→ Input records:
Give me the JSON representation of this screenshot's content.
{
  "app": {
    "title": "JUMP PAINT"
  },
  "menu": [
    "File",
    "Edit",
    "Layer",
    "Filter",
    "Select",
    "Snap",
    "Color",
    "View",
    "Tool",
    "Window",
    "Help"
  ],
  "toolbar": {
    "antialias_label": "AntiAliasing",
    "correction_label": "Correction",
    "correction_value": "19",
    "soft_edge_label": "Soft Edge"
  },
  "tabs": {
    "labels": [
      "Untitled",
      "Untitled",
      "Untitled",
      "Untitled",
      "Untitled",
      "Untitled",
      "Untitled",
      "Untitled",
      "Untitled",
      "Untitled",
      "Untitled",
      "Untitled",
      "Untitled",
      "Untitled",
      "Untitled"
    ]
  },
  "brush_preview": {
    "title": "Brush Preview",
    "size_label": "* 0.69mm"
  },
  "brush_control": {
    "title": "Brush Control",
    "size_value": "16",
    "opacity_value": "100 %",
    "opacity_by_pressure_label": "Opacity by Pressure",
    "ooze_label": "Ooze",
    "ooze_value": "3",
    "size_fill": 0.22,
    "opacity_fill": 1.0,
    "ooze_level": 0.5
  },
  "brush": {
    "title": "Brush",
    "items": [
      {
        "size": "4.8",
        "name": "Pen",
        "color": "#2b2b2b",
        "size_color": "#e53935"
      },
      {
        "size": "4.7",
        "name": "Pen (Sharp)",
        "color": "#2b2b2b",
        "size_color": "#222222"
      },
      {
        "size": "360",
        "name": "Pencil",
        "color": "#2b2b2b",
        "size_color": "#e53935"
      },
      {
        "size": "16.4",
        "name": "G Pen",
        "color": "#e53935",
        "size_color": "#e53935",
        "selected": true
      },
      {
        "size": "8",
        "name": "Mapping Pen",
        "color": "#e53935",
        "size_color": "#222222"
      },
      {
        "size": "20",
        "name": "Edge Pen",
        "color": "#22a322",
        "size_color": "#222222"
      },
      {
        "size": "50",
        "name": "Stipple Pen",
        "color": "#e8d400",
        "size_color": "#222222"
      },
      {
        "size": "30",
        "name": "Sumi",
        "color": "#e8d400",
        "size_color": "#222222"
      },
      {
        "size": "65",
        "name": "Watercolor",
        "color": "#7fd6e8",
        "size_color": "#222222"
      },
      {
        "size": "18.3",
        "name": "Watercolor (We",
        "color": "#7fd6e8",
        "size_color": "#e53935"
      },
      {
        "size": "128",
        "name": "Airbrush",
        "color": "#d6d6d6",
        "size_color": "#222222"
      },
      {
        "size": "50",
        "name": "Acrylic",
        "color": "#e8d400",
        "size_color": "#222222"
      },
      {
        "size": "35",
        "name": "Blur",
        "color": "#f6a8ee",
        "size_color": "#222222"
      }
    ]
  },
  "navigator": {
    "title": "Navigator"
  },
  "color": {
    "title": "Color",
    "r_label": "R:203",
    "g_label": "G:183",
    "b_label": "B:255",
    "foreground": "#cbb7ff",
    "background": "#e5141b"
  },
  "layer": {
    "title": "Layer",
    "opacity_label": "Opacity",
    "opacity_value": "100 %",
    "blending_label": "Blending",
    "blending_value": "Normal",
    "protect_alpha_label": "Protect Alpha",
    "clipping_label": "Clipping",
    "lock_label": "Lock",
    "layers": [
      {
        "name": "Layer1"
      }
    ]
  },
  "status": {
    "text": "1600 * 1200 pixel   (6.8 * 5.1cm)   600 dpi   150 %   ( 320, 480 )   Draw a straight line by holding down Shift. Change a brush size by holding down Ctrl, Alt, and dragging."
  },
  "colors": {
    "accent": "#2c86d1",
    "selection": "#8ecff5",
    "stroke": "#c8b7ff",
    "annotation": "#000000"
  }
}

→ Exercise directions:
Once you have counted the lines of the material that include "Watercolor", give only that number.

→ Written response:
2